and the American College of Sports Medicine
provide guidelines for the appropriate type, amount, and time of food, fluid, and supplement intake in order to promote optimal health and performance in different competitive training and sports scenarios. Therefore, these techniques can be applied in CrossFit athletes aiming at improving sports performance.
Since CrossFit is a strength sport that requires efficient cardiovascular activity and homogeneous physiological responses, there are requirements of special and individualized protocols for each athlete. However, because it is a “recent” sports modality, especially in Brazil, it is necessary to analyze the cases in isolation and have the pillars of the prescription for crossfit well clarified.
Dietary Recommendations in CrossFit
The imbalance and the incorrect proportion of nutrient supply cause losses in the athlete’s performance. Such impairments may include metabolic, endocrine, physiological and hormone resistance changes These are common events when the appropriate energy amount is not prescribed, therefore, it is necessary to balance intake with caloric expenditure. Thus, it is recommended to:
45 kcal/kg MLG/d: used for athletes who perform long periods and have stability in training, since it ensures energy balance, maintenance of health and optimal body functions.
30-45 kcal/kg MLG/d: used for short periods when it is intended to reduce % fat.
<30 kcal/kg MLG/d: energy supply to the athlete is compromised, so it should not be used.
Periodization in CrossFit
From the consolidation of short, medium and long term planning, training comes in as a kind of advisor to the nutritionist. Therefore, when rest is required, induce nitrogen reserve, increase or decrease in energy load, as well as periodization. Thus, the athlete should have adequate carbohydrate periodization in training changes, moments of competition or pause (in cases of amateur athletes).

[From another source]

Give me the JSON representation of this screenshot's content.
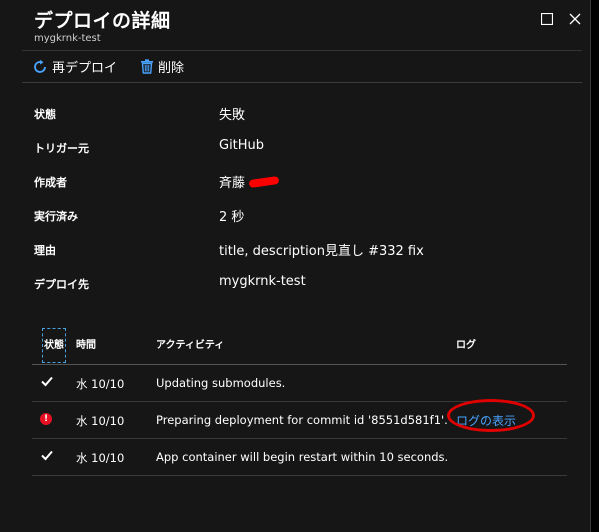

The nutritionist, at that moment, should ally himself with science and prescribe only supplementations that present consolidated scientific basis. Among these, it includes supplements such as creatine to stimulate protein synthesis and hypertrophy, or beta-alanine, which acts as bufferand antioxidants when preparing the athlete for competition (due to oxidative stress caused by high intensity exercise). In addition, supplementation can be used to stimulate pathways in the human body that benefit the physiology of physical exercise, such as caffeine supplementation for peripheral fatigue.
What is the protocol of creatine supplementation?

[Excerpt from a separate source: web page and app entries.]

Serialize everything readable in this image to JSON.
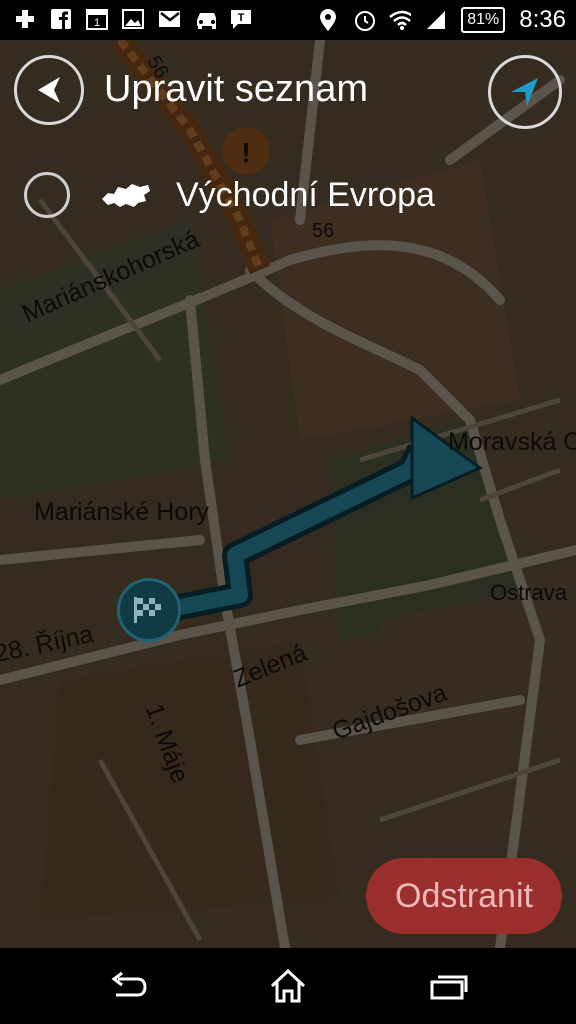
{
  "status": {
    "battery": "81%",
    "time": "8:36",
    "icons": [
      "add-icon",
      "facebook-icon",
      "calendar-icon",
      "gallery-icon",
      "gmail-icon",
      "car-icon",
      "message-icon",
      "location-pin-icon",
      "alarm-icon",
      "wifi-icon",
      "signal-icon"
    ],
    "calendar_day": "1",
    "message_letter": "T"
  },
  "header": {
    "title": "Upravit seznam"
  },
  "list": {
    "items": [
      {
        "label": "Východní Evropa",
        "icon": "europe-map-icon",
        "checked": false
      }
    ]
  },
  "map": {
    "streets": [
      "Mariánskohorská",
      "Mariánské Hory",
      "Moravská O",
      "Ostrava",
      "28. Října",
      "Zelená",
      "1. Máje",
      "Gajdošova"
    ],
    "road_numbers": [
      "56",
      "56"
    ],
    "route_color": "#1e6f87"
  },
  "actions": {
    "delete_label": "Odstranit"
  },
  "system_nav": {
    "icons": [
      "back-arrow-icon",
      "home-icon",
      "recent-apps-icon"
    ]
  }
}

Watch the video of the Series Nutrition and Endocrinology with doctor Bruno César on the Science Play platform –
Supplements for Stress Control
Thomas DT, Erdman KA, Burke LM. American College of Sports Medicine Joint Position Statement. Nutrition and Athletic Performance. Med Sci Sports Exerc. 2016 Mar;48(3):543-68. doi: 10.1249/MSS.000000000000852. Erratum in: Med Sci Sports Exerc. 2017 Jan;49(1):222. PMID: 26891166.